The Metropolitan Transportation Authority Board of Directors is soliciting public input on $120 billion worth of transit and highway projects it envisions building with funds from a possible ballot measure in November. With the list of projects extending from Lancaster to Long Beach, the expenditure plan is aimed at fully building out Los Angeles County’s transportation system and reducing congestion.
“This expenditure plan brings us a step closer to defining what projects are needed and where the funding could come from,” Metro CEO Phillip Washington said. “As Metro plans for future growth and transportation needs, it is imperative that we look at all mechanisms at our disposal to ensure the region’s mobility needs are met.”
Metro’s Board of Directors will decide in June whether to ask voters to increase the countywide sales tax by a half-cent through 2057, and to extend an existing half-cent sales tax called Measure R to 2057. If approved, the ballot measure would raise $120 billion over 40 years.

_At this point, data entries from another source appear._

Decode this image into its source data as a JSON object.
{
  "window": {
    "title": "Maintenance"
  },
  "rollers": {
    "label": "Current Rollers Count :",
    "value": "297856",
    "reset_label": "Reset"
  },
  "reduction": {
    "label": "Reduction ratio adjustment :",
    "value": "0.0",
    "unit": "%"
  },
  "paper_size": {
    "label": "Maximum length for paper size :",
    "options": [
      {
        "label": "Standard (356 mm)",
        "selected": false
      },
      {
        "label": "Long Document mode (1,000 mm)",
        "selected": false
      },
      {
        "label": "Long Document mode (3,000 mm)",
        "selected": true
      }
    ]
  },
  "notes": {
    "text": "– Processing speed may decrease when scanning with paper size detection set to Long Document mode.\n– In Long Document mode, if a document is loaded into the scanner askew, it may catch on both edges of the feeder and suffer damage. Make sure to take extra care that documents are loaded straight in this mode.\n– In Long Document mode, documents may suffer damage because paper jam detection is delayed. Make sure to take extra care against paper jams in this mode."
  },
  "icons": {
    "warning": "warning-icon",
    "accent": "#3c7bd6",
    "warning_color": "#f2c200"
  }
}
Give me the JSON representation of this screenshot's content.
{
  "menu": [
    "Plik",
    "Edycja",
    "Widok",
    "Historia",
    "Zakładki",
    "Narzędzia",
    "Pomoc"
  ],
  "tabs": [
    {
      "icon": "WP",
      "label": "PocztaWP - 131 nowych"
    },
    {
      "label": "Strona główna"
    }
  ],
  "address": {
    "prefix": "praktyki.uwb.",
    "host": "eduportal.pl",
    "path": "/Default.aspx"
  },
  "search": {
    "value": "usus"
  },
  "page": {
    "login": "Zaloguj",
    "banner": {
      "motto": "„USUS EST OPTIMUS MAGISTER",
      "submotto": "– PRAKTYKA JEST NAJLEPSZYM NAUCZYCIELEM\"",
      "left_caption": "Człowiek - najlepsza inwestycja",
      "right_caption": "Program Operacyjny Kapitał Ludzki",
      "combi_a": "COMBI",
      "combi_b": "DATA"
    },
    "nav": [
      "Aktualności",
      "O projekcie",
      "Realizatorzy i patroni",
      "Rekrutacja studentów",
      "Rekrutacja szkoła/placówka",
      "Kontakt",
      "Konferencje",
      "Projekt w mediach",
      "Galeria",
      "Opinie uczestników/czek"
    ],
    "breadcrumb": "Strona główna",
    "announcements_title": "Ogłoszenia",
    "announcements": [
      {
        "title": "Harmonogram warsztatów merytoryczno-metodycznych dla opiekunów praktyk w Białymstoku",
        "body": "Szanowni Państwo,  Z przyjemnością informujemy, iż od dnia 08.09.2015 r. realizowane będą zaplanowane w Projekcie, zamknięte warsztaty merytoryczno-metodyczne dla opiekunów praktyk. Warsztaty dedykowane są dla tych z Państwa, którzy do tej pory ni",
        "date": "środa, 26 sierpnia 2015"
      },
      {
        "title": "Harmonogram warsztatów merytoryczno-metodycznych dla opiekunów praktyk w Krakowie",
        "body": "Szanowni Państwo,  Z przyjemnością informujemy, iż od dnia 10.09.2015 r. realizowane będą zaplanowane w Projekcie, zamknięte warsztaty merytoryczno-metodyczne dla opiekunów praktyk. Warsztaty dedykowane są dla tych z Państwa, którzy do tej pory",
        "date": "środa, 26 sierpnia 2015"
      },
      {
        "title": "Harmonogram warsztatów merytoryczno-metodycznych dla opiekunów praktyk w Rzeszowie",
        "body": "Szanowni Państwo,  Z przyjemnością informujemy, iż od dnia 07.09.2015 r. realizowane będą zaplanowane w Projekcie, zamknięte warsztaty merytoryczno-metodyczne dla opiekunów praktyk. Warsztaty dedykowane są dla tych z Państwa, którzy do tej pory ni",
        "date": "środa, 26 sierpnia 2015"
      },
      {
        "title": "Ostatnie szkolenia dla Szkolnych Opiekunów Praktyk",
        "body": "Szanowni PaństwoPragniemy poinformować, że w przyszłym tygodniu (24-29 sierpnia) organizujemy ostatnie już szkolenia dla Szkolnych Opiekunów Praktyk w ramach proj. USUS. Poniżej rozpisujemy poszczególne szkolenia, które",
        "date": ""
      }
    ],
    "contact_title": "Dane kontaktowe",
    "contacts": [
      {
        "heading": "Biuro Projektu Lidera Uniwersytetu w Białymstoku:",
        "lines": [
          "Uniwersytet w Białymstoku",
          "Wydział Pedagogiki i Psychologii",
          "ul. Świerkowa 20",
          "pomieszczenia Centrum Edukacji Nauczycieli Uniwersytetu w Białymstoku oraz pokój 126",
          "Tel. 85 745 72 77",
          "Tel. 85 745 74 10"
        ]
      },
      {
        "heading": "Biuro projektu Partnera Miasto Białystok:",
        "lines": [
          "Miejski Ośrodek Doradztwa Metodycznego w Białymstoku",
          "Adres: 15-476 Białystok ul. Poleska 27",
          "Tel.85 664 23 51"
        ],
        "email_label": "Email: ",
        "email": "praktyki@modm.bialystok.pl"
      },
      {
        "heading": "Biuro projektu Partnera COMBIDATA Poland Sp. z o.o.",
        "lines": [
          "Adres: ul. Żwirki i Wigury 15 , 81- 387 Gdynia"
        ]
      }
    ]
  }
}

“We want to continue on the path of making this a transparent and inclusive process, and public review begins with the release of this expenditure plan,” Supervisor and Metro Board Chair Mark Ridley-Thomas said.
The foundation of the plan consists of 36 major highway and transit projects, as well as projects designed to improve and enhance mobility and system connectivity. Several are in the Second District, including a train station/transit center on the Crenshaw/LAX Line where passengers can take a people mover directly to to LAX. Other projects include:
- Purple Line Extension subway to Westwood, a decade earlier than currently planned
- Vermont Transit Corridor improvements between the Expo Line and Red/Purple Lines;
- LA River Bike Path connecting downtown Los Angeles to the San Fernando Valley;
- ExpressLanes on the 405 Freeway over the Sepulveda Pass, where a rail line could later be added to connect the Orange and Purple Lines and, eventually, LAX;
- ExpressLanes on the 105 Freeway between the 405 and 605;
- Bus Rapid Transit between the Orange Line and Red Line in North Hollywood, and the Gold Line in Pasadena.
The complete list is posted at www.metro.net/theplan.
Aside from transit and highway projects, the expenditure plan invests in pedestrian and bike paths, commuter rail and transit operations. There are also projects intended to keep buses, trains, bridges, tunnels and other facilities in good repair; reduce congestion; hasten the movement of goods on highways; and keep fares low for seniors and students.
Metro projected the expenditure plan’s benefits include increasing the overall number of transit riders by 3.2 billion over 40 years, cutting the number of miles traveled in vehicles by 5 million a day, and four percent reduction in greenhouse gases.